*** Opening of Given information ***
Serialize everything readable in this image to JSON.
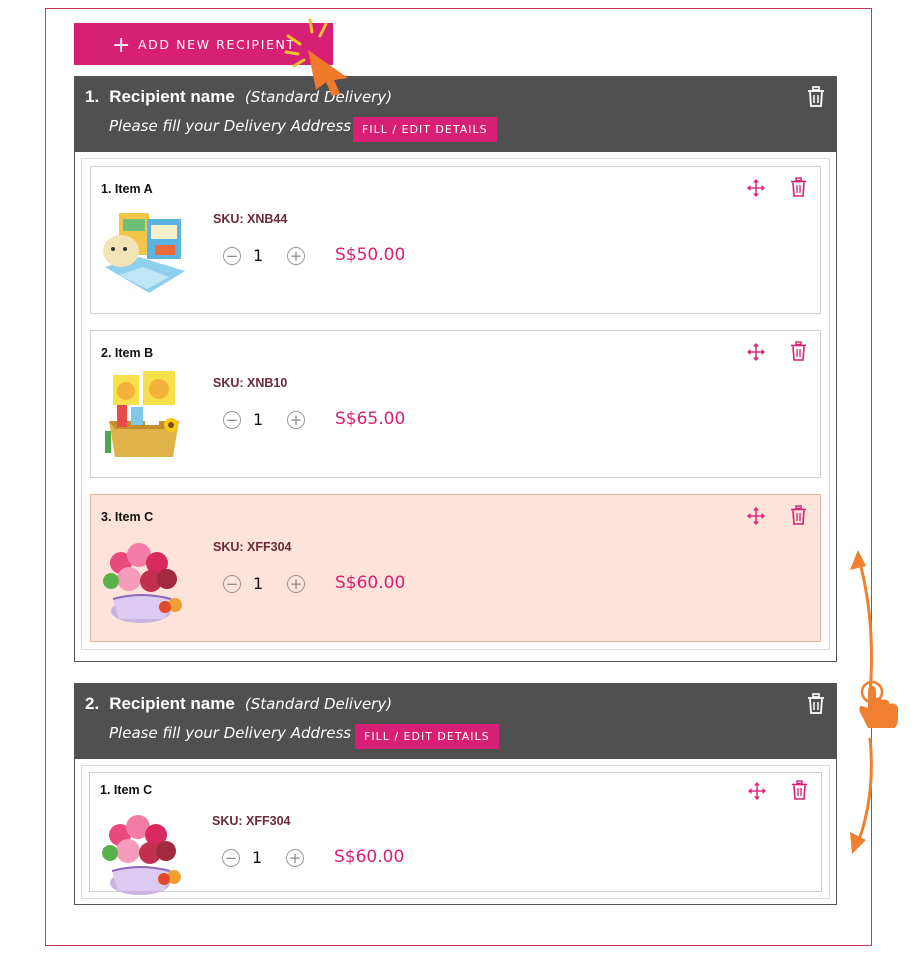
{
  "add_button": {
    "icon": "plus-icon",
    "label": "ADD NEW RECIPIENT"
  },
  "recipients": [
    {
      "number": "1.",
      "name": "Recipient name",
      "delivery": "(Standard Delivery)",
      "address_prompt": "Please fill your Delivery Address",
      "fill_button": "FILL / EDIT DETAILS",
      "items": [
        {
          "name": "1. Item A",
          "sku": "SKU: XNB44",
          "qty": "1",
          "price": "S$50.00"
        },
        {
          "name": "2. Item B",
          "sku": "SKU: XNB10",
          "qty": "1",
          "price": "S$65.00"
        },
        {
          "name": "3. Item C",
          "sku": "SKU: XFF304",
          "qty": "1",
          "price": "S$60.00"
        }
      ]
    },
    {
      "number": "2.",
      "name": "Recipient name",
      "delivery": "(Standard Delivery)",
      "address_prompt": "Please fill your Delivery Address",
      "fill_button": "FILL / EDIT DETAILS",
      "items": [
        {
          "name": "1. Item C",
          "sku": "SKU: XFF304",
          "qty": "1",
          "price": "S$60.00"
        }
      ]
    }
  ],
  "colors": {
    "accent": "#d81f76",
    "header": "#505050",
    "highlight": "#fde3d9",
    "annotation": "#f08030"
  }
}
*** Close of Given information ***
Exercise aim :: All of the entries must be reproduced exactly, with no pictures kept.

Reply ::
Serialize everything readable in this image to JSON.
{
  "add_button": {
    "icon": "plus-icon",
    "label": "ADD NEW RECIPIENT"
  },
  "recipients": [
    {
      "number": "1.",
      "name": "Recipient name",
      "delivery": "(Standard Delivery)",
      "address_prompt": "Please fill your Delivery Address",
      "fill_button": "FILL / EDIT DETAILS",
      "items": [
        {
          "name": "1. Item A",
          "sku": "SKU: XNB44",
          "qty": "1",
          "price": "S$50.00"
        },
        {
          "name": "2. Item B",
          "sku": "SKU: XNB10",
          "qty": "1",
          "price": "S$65.00"
        },
        {
          "name": "3. Item C",
          "sku": "SKU: XFF304",
          "qty": "1",
          "price": "S$60.00"
        }
      ]
    },
    {
      "number": "2.",
      "name": "Recipient name",
      "delivery": "(Standard Delivery)",
      "address_prompt": "Please fill your Delivery Address",
      "fill_button": "FILL / EDIT DETAILS",
      "items": [
        {
          "name": "1. Item C",
          "sku": "SKU: XFF304",
          "qty": "1",
          "price": "S$60.00"
        }
      ]
    }
  ],
  "colors": {
    "accent": "#d81f76",
    "header": "#505050",
    "highlight": "#fde3d9",
    "annotation": "#f08030"
  }
}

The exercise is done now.